  3. Functions of the kidney? • Excretion of waste products • regulation of salt and electrolyte content • and volume of extra -cellular fluid • acid -base balance

  4. How? • Several hundred litres of plasma filtered/day • filtrate - very little protein/protein bound substances • 99% of sodium is reabsorbed, some substances secreted • 1.5 litres voided as urine • Diuretics increase salt and water excretion

  5. Why diuretics? • important group of drugs employed for their effects on the kidney to enhance salt and water excretion (only when needed) • when used: heart failure, other causes of salt and water retention (renal failure, liver failure), hypertension

  6. Variety of compounds with diuretic activity • Xanthines - theophylline, caffeine • osmotic diuretics - urea • carbonic-anhydrase inhibitors • thiazides • loop diuretics • aldosterone antagonists • potassium sparing diuretics

  7. How do they work? • Direct effect on cells of the nephron.. • where most of the active and selective solute reabsorption occurs • ascending loop of Henle • early distal tubule • collecting tubules and ducts • OR • modifying the content of the filtrate by their presence

  8. Loop diuretics (Rang and Dale p361-363) • Frusemide, bumetanide, piretanide • act on thick segment of ascending loop • inhibit NaCl transport OUT of tubule by inhibiting Na+/K+/2Cl- carrier (co-transporter) in luminal membrane ( acting on chloride binding site) • Reduces the hypertonic interstitial area in the medull, so reducing water re-absorption • increases Na+ solute concentration in the distal tubule which is exchanged for K+ andH+ (hypokalemia and alkalosis) • Can increase the excreted sodium from 1% to 15% of filtrate • Also reduce peripheral vascular resistance

  9. Loop diuretics • Kinetics • oral and IV preparations • bound to plasma protein, secreted into tubule • metabolised by the liver ( P450) • act within 1 hour • half life about 90 minutes; longer in renal failure • duration - 3-6 hours (Lasts Six Hours – Lasix)

  10. Loop diuretics • Effects • pass urine – in large amounts! • Side effects • electrolyte depletion • Hypovolemia • other reactions rare • Main Use • Heart failure – particularly acute left ventricular failure • Hepatic cirrhosis • Nephrotic syndrome • Renal failure

  11. thiazide diuretics • bendrofluazide, hydrochlorothiazide, indapamide • act on distal convoluted tubule • bind to chloride site of Na+/Cl co–transport system and inhibit action • decrease active Na resorption • decrease water resorption • changes in Ca, magnesium and uric acid
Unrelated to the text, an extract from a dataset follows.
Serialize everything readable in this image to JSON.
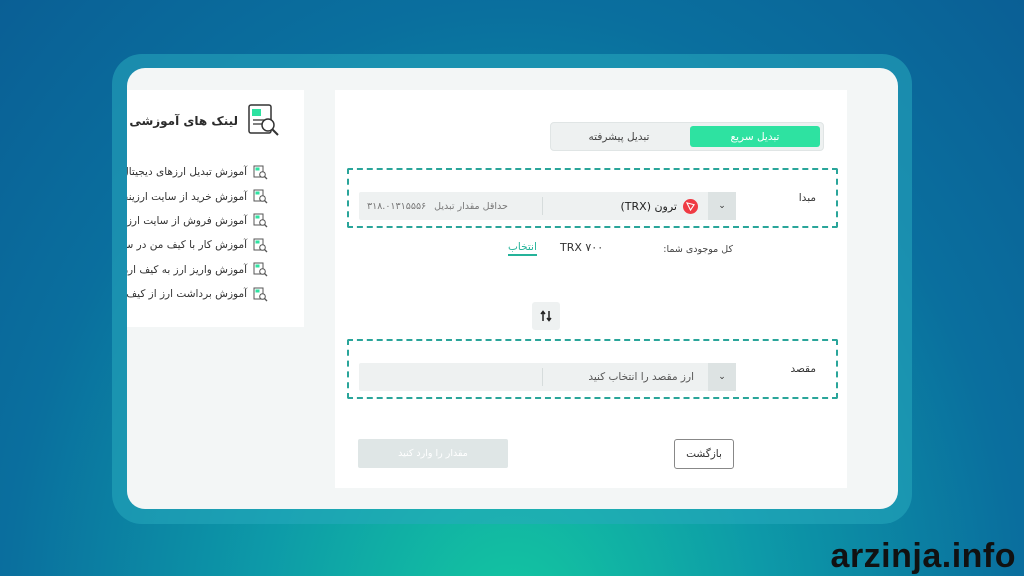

  12. thiazide diuretcis • kinetics • rapidly absorbed orally • secreted into the tubule • maximal effect 4- 6 hours, duration 8-12 hours

  13. thiazide diuretics • effects • increase urine output • side effects • electrolyte disturbances • increased cholesterol • impotence • hypersensitivity reactions (rare) • Main uses • hypertension • mild heart failure

  14. aldosterone antagonists • spirololactone • inhibits action of aldosterone (intracellular receptor binding anatagonism), increases sodium and decreases potassium secretion • kinetics • well absorbed orally, active metabolite half life of 16 hours • effects • limited diuresis • Main uses – heart failure and cirrhosis • side effects • Hyperkalemia, estrogen like effects

  15. other potassium sparing diuretics • Triamterene, amiloride • act on collecting ducts • inhibit Na resorption, decrease potassium excretion • effects • limited diuresis • side effects • electrolyte disturbances

  16. clinical choices • Uses: • cardiac failure • hypertension • fluid overload • NOT for everyone with oedema (eg from venous insufficiency) • acute versus chronic • evidence of benefit

  17. references • Rang & Dale, 5th edition • Cardiovascular Therapeutic Guidelines • Australian Medicines Handbook